In the letter, published in November 2012 by the newspaper Reforma, Valdez also claimed that Calderón, the president who launched the so-called war on drugs shortly after he took office in late 2006, had personally met with drug traffickers.
Hernández wrote that Valdez most probably shared that information with the DEA and FBI between 2008 and 2010.
A lawyer for Valdez said in 2018 that Calderón’s crackdown on cartels was not in fact a war against drugs but a “war for drugs.”
In the letter given to Hernández, Valdez said that his arrest in Mexico in 2010 came about because he refused to cooperate with Calderón.
“My arrest was the result of political persecution by Felipe Calderón Hinojosa, who initiated harassment against me because I refused to be part of the agreement that Mr. Calderón Hinojosa wanted to have with all the organized crime groups,” he wrote.
Calderón has steadfastly denied any involvement with criminal groups and has also said that he had no knowledge of García Luna’s alleged collusion with cartels.
Source: Aristegui Noticias (sp)
AMLO asks Canada to persuade mining companies to pay their taxes
President says companies are challenging the debts in international courts
President López Obrador has asked the Canadian government to help persuade Canadian mining companies to pay their tax debts in Mexico.
López Obrador said Tuesday that “a few Canadian mining companies” are not up to date with their tax obligations and want to dispute the fact in international courts.
He “respectfully” called on Canada’s ambassador to Mexico, Graeme Clark, to convince them to settle their debts with the Federal Tax Administration (SAT).
“What are we going to court for? It’s very clear that they have these debts with the SAT. Hopefully they’ll help us to convince them [to pay],” López Obrador told reporters.
He didn’t name the companies to which he was referring but First Majestic Silver Corp said last month that it served notice to the Mexican government under North American Free Trade Agreement provisions to begin negotiations to resolve disputes with the SAT.
Almost 70 percent of foreign-owned mining companies that operate in Mexico are Canadian, according to Global Affairs Canada, that country’s foreign affairs department. Canadian mining assets here were worth CAD $18.4 billion (US $13.7 billion at today’s exchange rate) in 2017, according to the Mining Association of Canada.
In calling for Canadian miners to settle their tax obligations, López Obrador pointed out that several large companies, including Walmart and Coca-Cola bottler Femsa, are paying back what they owe. He also said that Japanese automaker Toyota has agreed to settle its tax bill in Mexico.
“We thank the companies that decided to catch up and not go to court,” López Obrador said.
The president has made recouping unpaid tax a central objective of his administration as Mexico’s economy takes a battering from the coronavirus crisis.
The newspaper Milenio reported that SAT chief Raquel Buenrostro is ready to file criminal complaints against some large companies that have allegedly committed tax fraud.

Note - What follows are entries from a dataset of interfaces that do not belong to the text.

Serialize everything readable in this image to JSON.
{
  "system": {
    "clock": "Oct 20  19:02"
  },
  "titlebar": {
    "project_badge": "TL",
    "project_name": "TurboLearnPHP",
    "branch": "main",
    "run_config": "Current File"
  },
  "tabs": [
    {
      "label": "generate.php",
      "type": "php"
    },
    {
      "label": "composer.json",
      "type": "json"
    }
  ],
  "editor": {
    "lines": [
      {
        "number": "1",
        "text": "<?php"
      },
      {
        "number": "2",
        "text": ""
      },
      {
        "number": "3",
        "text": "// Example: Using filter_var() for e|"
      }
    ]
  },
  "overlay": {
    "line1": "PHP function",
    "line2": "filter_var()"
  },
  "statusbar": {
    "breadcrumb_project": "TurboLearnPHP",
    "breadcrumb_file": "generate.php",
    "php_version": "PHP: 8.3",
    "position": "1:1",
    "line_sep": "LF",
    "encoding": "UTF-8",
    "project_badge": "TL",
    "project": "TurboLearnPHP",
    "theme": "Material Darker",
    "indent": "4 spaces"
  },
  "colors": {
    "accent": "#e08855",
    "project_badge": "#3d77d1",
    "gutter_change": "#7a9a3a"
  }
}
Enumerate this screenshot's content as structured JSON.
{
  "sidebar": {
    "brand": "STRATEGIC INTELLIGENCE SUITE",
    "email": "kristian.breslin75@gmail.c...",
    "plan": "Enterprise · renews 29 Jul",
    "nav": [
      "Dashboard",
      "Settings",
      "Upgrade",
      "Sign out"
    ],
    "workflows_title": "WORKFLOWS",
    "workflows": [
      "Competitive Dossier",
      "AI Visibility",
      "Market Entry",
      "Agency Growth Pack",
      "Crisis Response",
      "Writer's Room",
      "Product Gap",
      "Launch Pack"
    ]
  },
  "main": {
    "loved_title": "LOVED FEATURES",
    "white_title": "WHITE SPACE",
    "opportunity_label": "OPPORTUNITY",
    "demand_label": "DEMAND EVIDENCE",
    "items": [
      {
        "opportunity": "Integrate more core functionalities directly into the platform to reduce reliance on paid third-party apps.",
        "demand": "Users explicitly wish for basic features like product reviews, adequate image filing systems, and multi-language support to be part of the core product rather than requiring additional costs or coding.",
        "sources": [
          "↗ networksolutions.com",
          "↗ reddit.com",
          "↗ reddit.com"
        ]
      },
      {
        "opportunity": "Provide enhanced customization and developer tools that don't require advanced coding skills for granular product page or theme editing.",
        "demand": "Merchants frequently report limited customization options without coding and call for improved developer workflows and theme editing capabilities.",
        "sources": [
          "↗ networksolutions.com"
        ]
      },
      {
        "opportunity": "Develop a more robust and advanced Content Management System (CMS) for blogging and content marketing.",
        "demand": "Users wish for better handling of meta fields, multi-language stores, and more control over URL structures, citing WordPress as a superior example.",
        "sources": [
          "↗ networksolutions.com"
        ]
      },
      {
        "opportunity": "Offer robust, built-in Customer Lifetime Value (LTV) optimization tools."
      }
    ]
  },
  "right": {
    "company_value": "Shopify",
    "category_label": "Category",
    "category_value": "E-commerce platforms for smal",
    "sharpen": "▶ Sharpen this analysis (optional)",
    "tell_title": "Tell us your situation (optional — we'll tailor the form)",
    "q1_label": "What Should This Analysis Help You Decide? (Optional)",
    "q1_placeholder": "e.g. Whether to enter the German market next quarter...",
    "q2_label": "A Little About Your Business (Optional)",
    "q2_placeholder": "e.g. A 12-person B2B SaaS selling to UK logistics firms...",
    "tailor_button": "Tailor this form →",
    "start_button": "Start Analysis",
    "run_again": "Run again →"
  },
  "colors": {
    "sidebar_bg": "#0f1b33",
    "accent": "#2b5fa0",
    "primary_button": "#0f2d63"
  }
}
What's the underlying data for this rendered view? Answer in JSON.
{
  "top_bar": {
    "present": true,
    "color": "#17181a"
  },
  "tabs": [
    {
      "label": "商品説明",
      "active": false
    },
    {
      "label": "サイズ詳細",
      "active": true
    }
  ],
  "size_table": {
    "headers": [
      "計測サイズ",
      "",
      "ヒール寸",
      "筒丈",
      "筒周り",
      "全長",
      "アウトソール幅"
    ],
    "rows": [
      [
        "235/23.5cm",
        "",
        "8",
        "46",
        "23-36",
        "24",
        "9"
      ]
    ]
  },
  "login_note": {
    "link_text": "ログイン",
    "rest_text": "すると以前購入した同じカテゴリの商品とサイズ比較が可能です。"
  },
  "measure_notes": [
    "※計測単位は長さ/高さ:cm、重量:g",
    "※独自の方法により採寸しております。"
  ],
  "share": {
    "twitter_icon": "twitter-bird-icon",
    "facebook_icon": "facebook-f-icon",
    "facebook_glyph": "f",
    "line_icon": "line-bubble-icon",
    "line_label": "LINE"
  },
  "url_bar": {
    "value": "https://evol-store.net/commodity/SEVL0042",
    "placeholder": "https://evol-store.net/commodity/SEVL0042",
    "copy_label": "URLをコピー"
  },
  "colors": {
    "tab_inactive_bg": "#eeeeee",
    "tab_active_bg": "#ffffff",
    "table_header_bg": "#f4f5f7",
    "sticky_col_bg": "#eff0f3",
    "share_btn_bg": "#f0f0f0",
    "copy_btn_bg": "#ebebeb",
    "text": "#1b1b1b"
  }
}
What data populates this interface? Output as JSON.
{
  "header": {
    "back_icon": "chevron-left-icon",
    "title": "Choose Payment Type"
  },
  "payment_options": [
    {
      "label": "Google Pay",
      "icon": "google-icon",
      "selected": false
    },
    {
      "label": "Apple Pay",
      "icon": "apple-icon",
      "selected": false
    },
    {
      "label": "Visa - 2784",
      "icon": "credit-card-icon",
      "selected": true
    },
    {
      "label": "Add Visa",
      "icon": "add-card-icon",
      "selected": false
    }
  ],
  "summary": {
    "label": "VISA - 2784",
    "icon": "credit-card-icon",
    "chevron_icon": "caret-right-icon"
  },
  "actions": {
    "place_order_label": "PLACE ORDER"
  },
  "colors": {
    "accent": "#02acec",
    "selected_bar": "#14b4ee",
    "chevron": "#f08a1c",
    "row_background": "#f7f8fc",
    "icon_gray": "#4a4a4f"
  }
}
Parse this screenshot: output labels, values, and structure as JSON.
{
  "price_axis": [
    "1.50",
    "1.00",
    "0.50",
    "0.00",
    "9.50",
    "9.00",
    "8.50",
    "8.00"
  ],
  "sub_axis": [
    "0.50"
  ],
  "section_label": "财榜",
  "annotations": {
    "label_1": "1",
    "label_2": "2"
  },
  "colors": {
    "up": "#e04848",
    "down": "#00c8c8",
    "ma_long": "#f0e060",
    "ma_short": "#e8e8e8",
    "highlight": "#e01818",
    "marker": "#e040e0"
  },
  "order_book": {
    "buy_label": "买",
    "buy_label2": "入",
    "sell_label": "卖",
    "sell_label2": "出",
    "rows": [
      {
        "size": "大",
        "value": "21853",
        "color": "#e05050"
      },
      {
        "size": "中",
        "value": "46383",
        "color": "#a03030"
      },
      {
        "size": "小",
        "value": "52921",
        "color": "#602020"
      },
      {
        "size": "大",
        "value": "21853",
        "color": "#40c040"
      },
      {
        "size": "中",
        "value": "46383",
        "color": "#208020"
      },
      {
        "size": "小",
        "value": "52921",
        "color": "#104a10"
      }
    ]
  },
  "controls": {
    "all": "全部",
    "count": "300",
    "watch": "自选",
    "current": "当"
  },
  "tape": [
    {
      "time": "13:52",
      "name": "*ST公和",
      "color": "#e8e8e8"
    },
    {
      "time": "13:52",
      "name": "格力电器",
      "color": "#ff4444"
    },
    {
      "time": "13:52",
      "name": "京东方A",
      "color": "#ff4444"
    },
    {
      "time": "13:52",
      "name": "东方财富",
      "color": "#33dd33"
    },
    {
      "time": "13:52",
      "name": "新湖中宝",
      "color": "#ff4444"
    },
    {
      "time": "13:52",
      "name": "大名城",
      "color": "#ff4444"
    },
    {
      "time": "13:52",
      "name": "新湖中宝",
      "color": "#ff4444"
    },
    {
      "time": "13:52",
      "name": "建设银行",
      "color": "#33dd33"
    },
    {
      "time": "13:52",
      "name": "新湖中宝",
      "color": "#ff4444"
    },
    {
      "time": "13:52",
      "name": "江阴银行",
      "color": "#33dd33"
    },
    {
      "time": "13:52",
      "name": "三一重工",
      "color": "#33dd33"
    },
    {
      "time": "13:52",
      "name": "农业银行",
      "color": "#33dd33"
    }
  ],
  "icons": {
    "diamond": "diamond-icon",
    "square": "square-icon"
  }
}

She said that previous federal governments allowed large and powerful firms to get away with not paying their taxes but stressed that business owners now know that if they commit tax fraud, they will face legal action.
Buenrostro declined to name the companies that the government is planning to take legal action against but said that they operate in a range of sectors including steelmaking, food production, automotive, pharmaceuticals, energy and mining.
Source: Milenio (sp)